Pickleball, a game that combines elements of tennis, badminton and ping-pong, has become a trending sport in Lakeside and around the country in recent years, resulting in the Lakeside Chautauqua Board of Directors approving a plan to build eight dedicated pickleball courts south of the Williams Tennis Campus. Given the simple rules and the accessibility for all ages and skill levels, it’s no wonder that it’s become such a popular Lakeside sport.
“Pickleball is all the things we love about Lakeside,” said Pickleball Taskforce member and enthusiast Tom Jones. “Children, parents and grandparents can all play on the same court. It’s fast moving and good exercise, but not too fast or stressful on joints. People with athletic backgrounds love pickleball, but so do those who have never played a sport. You can come and play for just 30 minutes or as long as two hours with rest and conversation in between games.”
The family-friendly nature of the game comes from the fact that it was designed by a family for their own family in 1965. The purpose was to give all ages an activity to participate in, and the name came from the family dog, Pickles, who loved to chase down the stray balls.
For those Lakesiders who haven’t had the chance of enjoying the game yet, here is a quick summary of how it works, according to the USA Pickleball Association (USAPA) and the International Federation of Pickleball (IFP).
Pickleball can be played with two teams of two people, or two single players, either indoors or outdoors on a badminton-sized court (20 x 44 feet), with a low tennis net in the middle, dividing the court into two 20 x 22 feet areas for each team or single player. The game is played with a solid paddle, similar to a ping-pong paddle, and a ball with holes, similar to a whiffle ball. The court is striped, similar to a tennis court with right and left service courts and a 7-foot non-volley zone in front of the net. A pickleball game is played to 11 points, and a win must be by two points.
Like any amazing Lakeside pastime, a hallmark of this game is that it’s fun for all ages and skill levels; it’s intergenerational. Compared to tennis, it has a lighter ball, a smaller court and cheaper equipment. This means that rounds can last a lot longer, and getting started in the sport is easier.
“The eight new pickleball courts will provide a wonderful new environment for many more Lakesiders to learn, play, socialize and enjoy one of the best overall movement activities ever created,” said taskforce member Margie Shade. “We are creating a culture of engagement and enjoyment for all.”
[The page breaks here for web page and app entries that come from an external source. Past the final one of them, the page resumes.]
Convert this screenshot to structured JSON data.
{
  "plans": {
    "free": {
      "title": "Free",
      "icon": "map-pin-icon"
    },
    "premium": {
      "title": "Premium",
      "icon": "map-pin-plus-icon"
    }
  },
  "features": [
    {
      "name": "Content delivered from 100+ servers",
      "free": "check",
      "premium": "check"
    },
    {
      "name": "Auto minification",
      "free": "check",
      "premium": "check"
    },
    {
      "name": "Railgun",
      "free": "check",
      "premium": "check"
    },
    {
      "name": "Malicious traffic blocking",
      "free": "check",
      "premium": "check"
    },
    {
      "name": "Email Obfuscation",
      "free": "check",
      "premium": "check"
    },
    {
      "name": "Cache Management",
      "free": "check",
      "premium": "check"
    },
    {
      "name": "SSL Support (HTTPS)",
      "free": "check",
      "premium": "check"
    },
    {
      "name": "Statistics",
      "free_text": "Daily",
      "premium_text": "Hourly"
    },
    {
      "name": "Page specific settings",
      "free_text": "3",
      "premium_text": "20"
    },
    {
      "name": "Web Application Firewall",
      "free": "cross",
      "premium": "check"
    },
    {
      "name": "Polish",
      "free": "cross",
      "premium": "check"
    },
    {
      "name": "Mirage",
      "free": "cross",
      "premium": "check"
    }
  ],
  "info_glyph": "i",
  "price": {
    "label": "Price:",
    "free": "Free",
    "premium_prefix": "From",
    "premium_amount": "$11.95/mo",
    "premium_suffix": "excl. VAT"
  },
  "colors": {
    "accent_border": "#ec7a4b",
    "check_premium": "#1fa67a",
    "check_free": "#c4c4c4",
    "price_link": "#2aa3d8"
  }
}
If you’re intrigued and interested in learning more about the game of pickleball, here are some resources for you to explore: